If this drought deepens so that it becomes difficult to provide water for essential human needs, the state ultimately could use its authority to further limit agricultural water use. But we should stretch urban supplies as far as possible before we take that drastic action.

Agriculture is the economic engine of rural California, and the entire state enjoys the variety of safe, nutritious food that California farmers produce. There are many gallons of water, applied by a farmer, behind each of our meals.

Some argue that California agriculture uses too much water to grow crops for export such as almonds and pistachios, and suggest the state ban such crops.

Where should the state draw that line? Should the state judge the worthiness of crops based on water use? Nutritional value? Profit per acre-foot of water used? Is broccoli acceptable, but not wine grapes? How do we account for the tremendous waterfowl habitat created by rice fields?
Later, he concluded:
This drought has the power to divide us, but it may also bring us together. A 25 percent cutback is not too much to ask in a state where overwatering is often the biggest problem plaguing lawns.

We don’t use the same kinds of phones or drive the same kinds of cars as we did a generation ago. Why shouldn’t we also modernize our landscapes?
However, the headline reads, "California should stretch urban supplies before cutting water to farms," which makes it appear that water to farms has yet to be cut at all. This didn't sit well with state Natural Resources Agency secretary John Laird, who asserted the headline didn't reflect the spirit of what Cowin wrote.
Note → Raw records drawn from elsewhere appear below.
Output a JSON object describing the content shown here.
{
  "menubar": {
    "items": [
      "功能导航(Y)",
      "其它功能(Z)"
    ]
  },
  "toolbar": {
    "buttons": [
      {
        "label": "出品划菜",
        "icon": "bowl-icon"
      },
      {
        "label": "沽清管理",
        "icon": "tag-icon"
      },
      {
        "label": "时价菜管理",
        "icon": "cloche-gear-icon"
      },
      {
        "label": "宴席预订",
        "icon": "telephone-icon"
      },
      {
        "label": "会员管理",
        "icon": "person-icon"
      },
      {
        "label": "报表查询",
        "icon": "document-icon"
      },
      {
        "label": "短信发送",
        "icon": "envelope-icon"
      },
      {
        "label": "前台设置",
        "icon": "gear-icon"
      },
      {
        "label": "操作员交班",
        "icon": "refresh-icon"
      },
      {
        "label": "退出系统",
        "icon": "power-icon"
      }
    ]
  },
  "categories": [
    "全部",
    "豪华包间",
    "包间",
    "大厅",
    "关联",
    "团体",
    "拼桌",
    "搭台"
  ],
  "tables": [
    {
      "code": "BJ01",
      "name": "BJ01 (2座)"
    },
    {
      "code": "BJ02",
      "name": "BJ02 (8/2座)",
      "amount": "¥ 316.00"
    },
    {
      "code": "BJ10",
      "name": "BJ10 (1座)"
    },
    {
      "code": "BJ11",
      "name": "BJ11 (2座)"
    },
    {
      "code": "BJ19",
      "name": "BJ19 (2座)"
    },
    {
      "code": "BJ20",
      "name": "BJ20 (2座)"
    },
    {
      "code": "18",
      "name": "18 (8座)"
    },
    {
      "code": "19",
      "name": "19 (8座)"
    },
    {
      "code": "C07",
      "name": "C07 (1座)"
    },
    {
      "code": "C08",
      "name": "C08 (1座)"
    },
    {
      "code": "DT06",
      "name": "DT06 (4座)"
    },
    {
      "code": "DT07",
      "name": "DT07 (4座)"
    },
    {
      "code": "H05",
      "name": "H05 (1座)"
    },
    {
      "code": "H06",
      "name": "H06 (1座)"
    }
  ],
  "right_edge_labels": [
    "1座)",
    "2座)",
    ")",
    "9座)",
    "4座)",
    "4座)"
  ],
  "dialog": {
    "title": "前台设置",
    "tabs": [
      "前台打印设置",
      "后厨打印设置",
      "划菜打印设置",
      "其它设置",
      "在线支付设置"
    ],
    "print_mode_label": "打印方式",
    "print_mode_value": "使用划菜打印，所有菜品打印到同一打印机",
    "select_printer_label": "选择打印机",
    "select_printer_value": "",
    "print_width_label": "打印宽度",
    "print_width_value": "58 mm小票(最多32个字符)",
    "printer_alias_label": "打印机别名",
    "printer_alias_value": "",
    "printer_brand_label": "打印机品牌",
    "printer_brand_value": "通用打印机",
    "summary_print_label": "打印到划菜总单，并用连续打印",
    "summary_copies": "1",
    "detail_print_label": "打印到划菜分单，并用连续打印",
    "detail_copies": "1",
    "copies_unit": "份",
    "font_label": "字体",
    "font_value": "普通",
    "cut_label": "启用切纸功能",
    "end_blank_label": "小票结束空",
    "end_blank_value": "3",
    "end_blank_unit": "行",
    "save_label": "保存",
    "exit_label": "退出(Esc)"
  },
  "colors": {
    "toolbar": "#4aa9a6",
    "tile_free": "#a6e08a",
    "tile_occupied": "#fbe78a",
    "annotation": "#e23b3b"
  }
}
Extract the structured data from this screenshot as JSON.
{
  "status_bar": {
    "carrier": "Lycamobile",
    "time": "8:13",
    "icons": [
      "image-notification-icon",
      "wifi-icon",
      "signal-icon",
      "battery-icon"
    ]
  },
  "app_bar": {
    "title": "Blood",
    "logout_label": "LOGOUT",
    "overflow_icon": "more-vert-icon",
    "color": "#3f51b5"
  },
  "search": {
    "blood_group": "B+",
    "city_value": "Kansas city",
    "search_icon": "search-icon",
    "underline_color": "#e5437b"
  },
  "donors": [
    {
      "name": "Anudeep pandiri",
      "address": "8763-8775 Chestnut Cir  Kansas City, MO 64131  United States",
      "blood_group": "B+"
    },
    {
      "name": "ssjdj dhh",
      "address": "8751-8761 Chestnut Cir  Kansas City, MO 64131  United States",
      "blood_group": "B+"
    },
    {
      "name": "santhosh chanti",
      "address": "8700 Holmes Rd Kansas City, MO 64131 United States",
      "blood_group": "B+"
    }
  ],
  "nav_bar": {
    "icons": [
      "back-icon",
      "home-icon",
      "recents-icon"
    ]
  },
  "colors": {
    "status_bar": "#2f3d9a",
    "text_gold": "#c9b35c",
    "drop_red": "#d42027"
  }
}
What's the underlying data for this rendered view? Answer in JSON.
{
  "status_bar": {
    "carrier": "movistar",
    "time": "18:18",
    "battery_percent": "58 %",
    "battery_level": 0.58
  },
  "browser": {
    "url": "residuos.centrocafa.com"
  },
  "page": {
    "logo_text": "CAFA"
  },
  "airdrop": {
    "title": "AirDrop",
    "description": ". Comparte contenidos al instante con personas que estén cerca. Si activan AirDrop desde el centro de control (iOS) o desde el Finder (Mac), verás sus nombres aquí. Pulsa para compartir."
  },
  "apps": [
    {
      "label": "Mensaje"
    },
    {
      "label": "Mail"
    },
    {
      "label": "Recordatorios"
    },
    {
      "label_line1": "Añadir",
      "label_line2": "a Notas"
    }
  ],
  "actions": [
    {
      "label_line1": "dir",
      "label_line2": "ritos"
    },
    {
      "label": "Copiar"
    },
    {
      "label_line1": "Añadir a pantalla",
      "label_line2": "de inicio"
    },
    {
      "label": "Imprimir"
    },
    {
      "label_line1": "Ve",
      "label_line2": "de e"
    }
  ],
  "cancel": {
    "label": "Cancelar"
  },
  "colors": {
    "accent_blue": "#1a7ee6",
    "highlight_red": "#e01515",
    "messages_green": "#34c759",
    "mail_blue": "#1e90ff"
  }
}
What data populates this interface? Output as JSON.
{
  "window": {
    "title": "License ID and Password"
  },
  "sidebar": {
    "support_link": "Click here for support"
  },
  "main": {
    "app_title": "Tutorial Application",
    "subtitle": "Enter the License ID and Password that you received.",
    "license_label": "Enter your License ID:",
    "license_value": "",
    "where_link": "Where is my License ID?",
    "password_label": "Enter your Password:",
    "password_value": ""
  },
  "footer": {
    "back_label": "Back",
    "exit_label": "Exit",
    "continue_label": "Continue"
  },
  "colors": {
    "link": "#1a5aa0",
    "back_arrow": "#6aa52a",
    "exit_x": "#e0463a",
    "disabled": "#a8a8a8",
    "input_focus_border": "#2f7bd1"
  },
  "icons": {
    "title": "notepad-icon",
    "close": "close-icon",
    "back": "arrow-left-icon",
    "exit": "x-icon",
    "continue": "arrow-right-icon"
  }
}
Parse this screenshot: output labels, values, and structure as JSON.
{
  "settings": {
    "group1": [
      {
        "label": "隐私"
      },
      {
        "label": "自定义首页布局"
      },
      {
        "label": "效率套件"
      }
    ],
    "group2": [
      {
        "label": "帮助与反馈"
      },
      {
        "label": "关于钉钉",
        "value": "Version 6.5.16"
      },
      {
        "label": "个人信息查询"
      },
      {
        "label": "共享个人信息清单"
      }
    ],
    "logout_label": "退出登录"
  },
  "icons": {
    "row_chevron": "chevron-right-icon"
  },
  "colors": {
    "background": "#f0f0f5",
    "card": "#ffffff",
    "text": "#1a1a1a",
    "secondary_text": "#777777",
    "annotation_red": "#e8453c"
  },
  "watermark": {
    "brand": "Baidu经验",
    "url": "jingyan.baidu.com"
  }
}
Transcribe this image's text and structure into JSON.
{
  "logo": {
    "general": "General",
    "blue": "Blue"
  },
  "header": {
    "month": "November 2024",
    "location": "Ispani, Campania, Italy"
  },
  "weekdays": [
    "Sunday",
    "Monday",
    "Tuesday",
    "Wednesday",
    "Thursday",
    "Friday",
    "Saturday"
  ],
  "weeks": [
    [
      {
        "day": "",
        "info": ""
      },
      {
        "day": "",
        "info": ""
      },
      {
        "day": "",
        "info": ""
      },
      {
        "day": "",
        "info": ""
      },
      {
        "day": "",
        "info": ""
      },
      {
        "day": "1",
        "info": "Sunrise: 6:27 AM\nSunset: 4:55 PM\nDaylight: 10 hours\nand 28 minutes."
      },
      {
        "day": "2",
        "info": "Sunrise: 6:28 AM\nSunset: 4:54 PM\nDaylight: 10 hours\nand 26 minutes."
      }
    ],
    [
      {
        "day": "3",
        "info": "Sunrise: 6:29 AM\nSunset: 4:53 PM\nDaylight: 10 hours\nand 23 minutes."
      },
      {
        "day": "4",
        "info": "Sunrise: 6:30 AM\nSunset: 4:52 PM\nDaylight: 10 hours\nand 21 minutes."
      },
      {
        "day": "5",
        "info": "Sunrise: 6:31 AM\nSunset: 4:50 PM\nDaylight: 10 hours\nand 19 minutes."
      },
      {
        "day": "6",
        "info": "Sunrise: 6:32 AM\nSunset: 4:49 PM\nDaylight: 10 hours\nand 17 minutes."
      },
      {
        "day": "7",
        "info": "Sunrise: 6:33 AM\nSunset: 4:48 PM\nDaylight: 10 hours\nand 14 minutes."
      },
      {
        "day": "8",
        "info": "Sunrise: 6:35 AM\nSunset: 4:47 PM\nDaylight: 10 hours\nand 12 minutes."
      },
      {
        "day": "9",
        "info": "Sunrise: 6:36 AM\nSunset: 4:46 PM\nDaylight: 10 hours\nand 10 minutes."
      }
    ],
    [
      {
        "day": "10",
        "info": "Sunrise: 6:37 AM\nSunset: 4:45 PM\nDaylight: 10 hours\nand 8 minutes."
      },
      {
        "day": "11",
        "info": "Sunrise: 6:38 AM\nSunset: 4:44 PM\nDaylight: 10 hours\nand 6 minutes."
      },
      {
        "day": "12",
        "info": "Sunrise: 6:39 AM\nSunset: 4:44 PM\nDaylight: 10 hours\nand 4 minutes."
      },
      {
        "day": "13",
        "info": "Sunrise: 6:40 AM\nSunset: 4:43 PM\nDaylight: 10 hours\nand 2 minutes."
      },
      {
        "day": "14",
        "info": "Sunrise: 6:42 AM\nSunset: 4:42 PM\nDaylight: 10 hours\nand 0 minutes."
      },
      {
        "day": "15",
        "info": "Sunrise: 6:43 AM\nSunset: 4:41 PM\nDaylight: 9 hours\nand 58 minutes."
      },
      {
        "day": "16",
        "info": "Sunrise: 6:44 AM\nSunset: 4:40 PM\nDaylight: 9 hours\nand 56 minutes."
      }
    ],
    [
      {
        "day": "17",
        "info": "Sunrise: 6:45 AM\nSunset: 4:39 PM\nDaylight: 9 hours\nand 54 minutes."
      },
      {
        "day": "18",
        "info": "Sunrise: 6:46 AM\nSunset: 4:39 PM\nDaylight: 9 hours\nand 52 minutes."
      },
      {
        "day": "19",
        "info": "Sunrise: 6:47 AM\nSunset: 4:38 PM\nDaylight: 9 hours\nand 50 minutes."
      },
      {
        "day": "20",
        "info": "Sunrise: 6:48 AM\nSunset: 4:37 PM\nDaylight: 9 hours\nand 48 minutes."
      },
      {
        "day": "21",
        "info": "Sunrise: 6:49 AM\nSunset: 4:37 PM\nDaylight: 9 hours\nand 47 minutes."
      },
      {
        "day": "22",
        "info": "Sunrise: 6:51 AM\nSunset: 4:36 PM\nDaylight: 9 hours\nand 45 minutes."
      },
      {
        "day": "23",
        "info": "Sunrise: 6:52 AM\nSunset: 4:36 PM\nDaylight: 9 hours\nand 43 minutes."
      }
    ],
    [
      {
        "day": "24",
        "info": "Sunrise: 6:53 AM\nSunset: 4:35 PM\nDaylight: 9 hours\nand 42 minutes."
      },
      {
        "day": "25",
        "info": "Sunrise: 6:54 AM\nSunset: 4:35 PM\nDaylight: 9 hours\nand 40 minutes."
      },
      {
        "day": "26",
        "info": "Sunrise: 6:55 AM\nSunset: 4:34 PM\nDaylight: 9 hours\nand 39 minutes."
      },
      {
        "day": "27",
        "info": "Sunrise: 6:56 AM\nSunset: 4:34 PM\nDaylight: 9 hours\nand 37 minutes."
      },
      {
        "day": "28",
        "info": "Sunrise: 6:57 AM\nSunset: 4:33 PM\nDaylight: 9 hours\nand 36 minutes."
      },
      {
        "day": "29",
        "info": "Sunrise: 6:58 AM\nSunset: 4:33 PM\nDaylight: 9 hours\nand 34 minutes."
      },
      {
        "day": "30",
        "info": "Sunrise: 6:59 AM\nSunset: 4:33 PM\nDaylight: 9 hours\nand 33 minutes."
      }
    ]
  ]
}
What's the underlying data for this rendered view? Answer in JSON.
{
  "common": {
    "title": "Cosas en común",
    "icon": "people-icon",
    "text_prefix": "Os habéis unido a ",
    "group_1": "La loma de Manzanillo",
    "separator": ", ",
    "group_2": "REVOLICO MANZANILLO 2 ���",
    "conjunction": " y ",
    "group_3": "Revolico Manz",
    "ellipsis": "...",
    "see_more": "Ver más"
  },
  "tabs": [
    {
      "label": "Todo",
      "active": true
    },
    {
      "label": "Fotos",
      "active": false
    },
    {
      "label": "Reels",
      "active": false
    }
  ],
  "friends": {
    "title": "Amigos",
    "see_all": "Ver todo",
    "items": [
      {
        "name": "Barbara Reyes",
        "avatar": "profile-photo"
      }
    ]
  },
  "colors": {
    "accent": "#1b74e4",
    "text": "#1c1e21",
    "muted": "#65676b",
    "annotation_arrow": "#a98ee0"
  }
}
"That wasn't the message at all," Laird told about 300 people in a Sacramento auditorium. The forum was also watched online by an estimated 1,000 people, including me.

Laird cited the headline as an example of finger-pointing that's gone on since Gov. Jerry Brown issued his drought-related executive order last week.

"Unfortunately, some of the first blushes from some people have been to look at somebody else," said Laird, who also mentioned comments on Facebook and other social media.

Much of the finger-pointing has been coming from a traditional news media whose duty in a crisis is to disseminate accurate information that people can rely on to help them withstand the crisis. Some outlets have instead used the drought to advance an agenda of punishing farmers, who tend to be more conservative and vote differently than their urban brethren. And they wonder why the public's trust in the traditional news media is at an all-time low.